(Data records for software interfaces)
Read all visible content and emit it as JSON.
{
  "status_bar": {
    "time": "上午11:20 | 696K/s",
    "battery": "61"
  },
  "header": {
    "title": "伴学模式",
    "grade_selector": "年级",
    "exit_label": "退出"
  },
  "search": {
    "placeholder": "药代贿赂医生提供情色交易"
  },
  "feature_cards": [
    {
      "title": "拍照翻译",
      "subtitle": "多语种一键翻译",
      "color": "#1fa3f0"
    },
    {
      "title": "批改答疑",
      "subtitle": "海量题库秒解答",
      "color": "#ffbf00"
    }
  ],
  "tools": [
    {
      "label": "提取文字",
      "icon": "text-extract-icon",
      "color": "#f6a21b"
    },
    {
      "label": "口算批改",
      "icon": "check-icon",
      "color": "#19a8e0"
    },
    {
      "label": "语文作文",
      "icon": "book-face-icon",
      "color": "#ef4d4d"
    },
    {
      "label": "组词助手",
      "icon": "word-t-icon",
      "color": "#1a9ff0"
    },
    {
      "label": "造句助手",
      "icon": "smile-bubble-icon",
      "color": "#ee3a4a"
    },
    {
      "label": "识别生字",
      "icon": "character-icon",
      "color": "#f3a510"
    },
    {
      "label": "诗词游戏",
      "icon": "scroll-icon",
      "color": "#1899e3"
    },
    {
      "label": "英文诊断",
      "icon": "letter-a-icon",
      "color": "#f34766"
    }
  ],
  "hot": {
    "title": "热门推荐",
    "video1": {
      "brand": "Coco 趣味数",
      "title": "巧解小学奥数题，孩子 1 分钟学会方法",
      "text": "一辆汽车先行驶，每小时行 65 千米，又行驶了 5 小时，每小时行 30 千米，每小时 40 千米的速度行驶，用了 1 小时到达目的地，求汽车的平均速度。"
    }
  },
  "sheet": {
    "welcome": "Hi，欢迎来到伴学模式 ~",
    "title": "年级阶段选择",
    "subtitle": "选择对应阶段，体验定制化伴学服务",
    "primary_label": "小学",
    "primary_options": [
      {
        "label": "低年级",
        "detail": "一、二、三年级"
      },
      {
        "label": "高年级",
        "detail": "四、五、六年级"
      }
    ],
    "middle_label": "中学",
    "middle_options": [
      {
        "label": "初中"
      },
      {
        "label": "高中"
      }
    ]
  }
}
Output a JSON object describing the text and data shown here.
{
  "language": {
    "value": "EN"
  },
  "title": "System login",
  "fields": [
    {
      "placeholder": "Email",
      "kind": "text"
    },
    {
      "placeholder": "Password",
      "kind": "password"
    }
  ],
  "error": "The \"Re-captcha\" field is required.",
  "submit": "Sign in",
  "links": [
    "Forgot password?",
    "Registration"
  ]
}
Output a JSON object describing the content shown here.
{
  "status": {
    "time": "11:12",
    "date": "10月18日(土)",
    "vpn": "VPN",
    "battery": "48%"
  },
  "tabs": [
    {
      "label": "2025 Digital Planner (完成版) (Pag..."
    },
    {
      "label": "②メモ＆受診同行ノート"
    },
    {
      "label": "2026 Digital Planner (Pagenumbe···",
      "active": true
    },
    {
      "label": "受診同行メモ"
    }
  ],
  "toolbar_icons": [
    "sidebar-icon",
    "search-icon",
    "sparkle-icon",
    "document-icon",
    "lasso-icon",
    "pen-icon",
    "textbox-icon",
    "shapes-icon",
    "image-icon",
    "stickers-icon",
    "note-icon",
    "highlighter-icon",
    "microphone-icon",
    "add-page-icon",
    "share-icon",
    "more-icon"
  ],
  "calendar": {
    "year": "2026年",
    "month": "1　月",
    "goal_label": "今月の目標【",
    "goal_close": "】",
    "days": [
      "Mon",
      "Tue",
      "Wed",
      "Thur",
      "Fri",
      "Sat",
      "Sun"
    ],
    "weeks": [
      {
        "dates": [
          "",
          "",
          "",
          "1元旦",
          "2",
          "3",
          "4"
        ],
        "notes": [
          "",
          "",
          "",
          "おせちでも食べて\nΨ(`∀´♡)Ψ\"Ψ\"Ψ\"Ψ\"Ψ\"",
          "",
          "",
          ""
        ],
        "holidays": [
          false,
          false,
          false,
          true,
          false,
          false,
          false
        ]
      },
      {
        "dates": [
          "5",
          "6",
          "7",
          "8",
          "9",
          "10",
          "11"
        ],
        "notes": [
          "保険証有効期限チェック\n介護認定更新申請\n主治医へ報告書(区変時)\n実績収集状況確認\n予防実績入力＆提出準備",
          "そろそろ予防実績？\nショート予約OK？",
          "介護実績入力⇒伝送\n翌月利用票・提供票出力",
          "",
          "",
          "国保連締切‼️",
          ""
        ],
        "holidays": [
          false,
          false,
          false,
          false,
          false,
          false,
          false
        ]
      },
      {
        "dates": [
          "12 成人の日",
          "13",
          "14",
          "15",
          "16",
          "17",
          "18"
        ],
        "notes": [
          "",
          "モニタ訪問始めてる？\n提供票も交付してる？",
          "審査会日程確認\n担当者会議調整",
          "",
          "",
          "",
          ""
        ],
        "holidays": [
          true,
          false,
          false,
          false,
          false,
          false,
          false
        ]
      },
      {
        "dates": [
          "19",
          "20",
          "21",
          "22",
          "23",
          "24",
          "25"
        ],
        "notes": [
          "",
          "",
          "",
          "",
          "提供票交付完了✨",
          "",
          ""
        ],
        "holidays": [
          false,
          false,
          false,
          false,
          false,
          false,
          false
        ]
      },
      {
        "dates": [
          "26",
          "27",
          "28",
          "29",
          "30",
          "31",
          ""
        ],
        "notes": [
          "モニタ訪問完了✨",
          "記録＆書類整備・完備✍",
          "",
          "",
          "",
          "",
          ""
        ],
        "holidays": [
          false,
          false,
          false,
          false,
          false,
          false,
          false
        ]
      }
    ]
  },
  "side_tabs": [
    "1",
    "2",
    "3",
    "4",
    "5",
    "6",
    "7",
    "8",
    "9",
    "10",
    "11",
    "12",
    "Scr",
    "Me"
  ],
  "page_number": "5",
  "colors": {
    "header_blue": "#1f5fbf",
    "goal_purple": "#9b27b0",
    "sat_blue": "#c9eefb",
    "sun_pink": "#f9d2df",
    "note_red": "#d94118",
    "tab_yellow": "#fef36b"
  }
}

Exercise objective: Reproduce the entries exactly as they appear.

Task output:
Read all visible content and emit it as JSON.
{
  "status_bar": {
    "time": "上午11:20 | 696K/s",
    "battery": "61"
  },
  "header": {
    "title": "伴学模式",
    "grade_selector": "年级",
    "exit_label": "退出"
  },
  "search": {
    "placeholder": "药代贿赂医生提供情色交易"
  },
  "feature_cards": [
    {
      "title": "拍照翻译",
      "subtitle": "多语种一键翻译",
      "color": "#1fa3f0"
    },
    {
      "title": "批改答疑",
      "subtitle": "海量题库秒解答",
      "color": "#ffbf00"
    }
  ],
  "tools": [
    {
      "label": "提取文字",
      "icon": "text-extract-icon",
      "color": "#f6a21b"
    },
    {
      "label": "口算批改",
      "icon": "check-icon",
      "color": "#19a8e0"
    },
    {
      "label": "语文作文",
      "icon": "book-face-icon",
      "color": "#ef4d4d"
    },
    {
      "label": "组词助手",
      "icon": "word-t-icon",
      "color": "#1a9ff0"
    },
    {
      "label": "造句助手",
      "icon": "smile-bubble-icon",
      "color": "#ee3a4a"
    },
    {
      "label": "识别生字",
      "icon": "character-icon",
      "color": "#f3a510"
    },
    {
      "label": "诗词游戏",
      "icon": "scroll-icon",
      "color": "#1899e3"
    },
    {
      "label": "英文诊断",
      "icon": "letter-a-icon",
      "color": "#f34766"
    }
  ],
  "hot": {
    "title": "热门推荐",
    "video1": {
      "brand": "Coco 趣味数",
      "title": "巧解小学奥数题，孩子 1 分钟学会方法",
      "text": "一辆汽车先行驶，每小时行 65 千米，又行驶了 5 小时，每小时行 30 千米，每小时 40 千米的速度行驶，用了 1 小时到达目的地，求汽车的平均速度。"
    }
  },
  "sheet": {
    "welcome": "Hi，欢迎来到伴学模式 ~",
    "title": "年级阶段选择",
    "subtitle": "选择对应阶段，体验定制化伴学服务",
    "primary_label": "小学",
    "primary_options": [
      {
        "label": "低年级",
        "detail": "一、二、三年级"
      },
      {
        "label": "高年级",
        "detail": "四、五、六年级"
      }
    ],
    "middle_label": "中学",
    "middle_options": [
      {
        "label": "初中"
      },
      {
        "label": "高中"
      }
    ]
  }
}
Output a JSON object describing the text and data shown here.
{
  "language": {
    "value": "EN"
  },
  "title": "System login",
  "fields": [
    {
      "placeholder": "Email",
      "kind": "text"
    },
    {
      "placeholder": "Password",
      "kind": "password"
    }
  ],
  "error": "The \"Re-captcha\" field is required.",
  "submit": "Sign in",
  "links": [
    "Forgot password?",
    "Registration"
  ]
}
Output a JSON object describing the content shown here.
{
  "status": {
    "time": "11:12",
    "date": "10月18日(土)",
    "vpn": "VPN",
    "battery": "48%"
  },
  "tabs": [
    {
      "label": "2025 Digital Planner (完成版) (Pag..."
    },
    {
      "label": "②メモ＆受診同行ノート"
    },
    {
      "label": "2026 Digital Planner (Pagenumbe···",
      "active": true
    },
    {
      "label": "受診同行メモ"
    }
  ],
  "toolbar_icons": [
    "sidebar-icon",
    "search-icon",
    "sparkle-icon",
    "document-icon",
    "lasso-icon",
    "pen-icon",
    "textbox-icon",
    "shapes-icon",
    "image-icon",
    "stickers-icon",
    "note-icon",
    "highlighter-icon",
    "microphone-icon",
    "add-page-icon",
    "share-icon",
    "more-icon"
  ],
  "calendar": {
    "year": "2026年",
    "month": "1　月",
    "goal_label": "今月の目標【",
    "goal_close": "】",
    "days": [
      "Mon",
      "Tue",
      "Wed",
      "Thur",
      "Fri",
      "Sat",
      "Sun"
    ],
    "weeks": [
      {
        "dates": [
          "",
          "",
          "",
          "1元旦",
          "2",
          "3",
          "4"
        ],
        "notes": [
          "",
          "",
          "",
          "おせちでも食べて\nΨ(`∀´♡)Ψ\"Ψ\"Ψ\"Ψ\"Ψ\"",
          "",
          "",
          ""
        ],
        "holidays": [
          false,
          false,
          false,
          true,
          false,
          false,
          false
        ]
      },
      {
        "dates": [
          "5",
          "6",
          "7",
          "8",
          "9",
          "10",
          "11"
        ],
        "notes": [
          "保険証有効期限チェック\n介護認定更新申請\n主治医へ報告書(区変時)\n実績収集状況確認\n予防実績入力＆提出準備",
          "そろそろ予防実績？\nショート予約OK？",
          "介護実績入力⇒伝送\n翌月利用票・提供票出力",
          "",
          "",
          "国保連締切‼️",
          ""
        ],
        "holidays": [
          false,
          false,
          false,
          false,
          false,
          false,
          false
        ]
      },
      {
        "dates": [
          "12 成人の日",
          "13",
          "14",
          "15",
          "16",
          "17",
          "18"
        ],
        "notes": [
          "",
          "モニタ訪問始めてる？\n提供票も交付してる？",
          "審査会日程確認\n担当者会議調整",
          "",
          "",
          "",
          ""
        ],
        "holidays": [
          true,
          false,
          false,
          false,
          false,
          false,
          false
        ]
      },
      {
        "dates": [
          "19",
          "20",
          "21",
          "22",
          "23",
          "24",
          "25"
        ],
        "notes": [
          "",
          "",
          "",
          "",
          "提供票交付完了✨",
          "",
          ""
        ],
        "holidays": [
          false,
          false,
          false,
          false,
          false,
          false,
          false
        ]
      },
      {
        "dates": [
          "26",
          "27",
          "28",
          "29",
          "30",
          "31",
          ""
        ],
        "notes": [
          "モニタ訪問完了✨",
          "記録＆書類整備・完備✍",
          "",
          "",
          "",
          "",
          ""
        ],
        "holidays": [
          false,
          false,
          false,
          false,
          false,
          false,
          false
        ]
      }
    ]
  },
  "side_tabs": [
    "1",
    "2",
    "3",
    "4",
    "5",
    "6",
    "7",
    "8",
    "9",
    "10",
    "11",
    "12",
    "Scr",
    "Me"
  ],
  "page_number": "5",
  "colors": {
    "header_blue": "#1f5fbf",
    "goal_purple": "#9b27b0",
    "sat_blue": "#c9eefb",
    "sun_pink": "#f9d2df",
    "note_red": "#d94118",
    "tab_yellow": "#fef36b"
  }
}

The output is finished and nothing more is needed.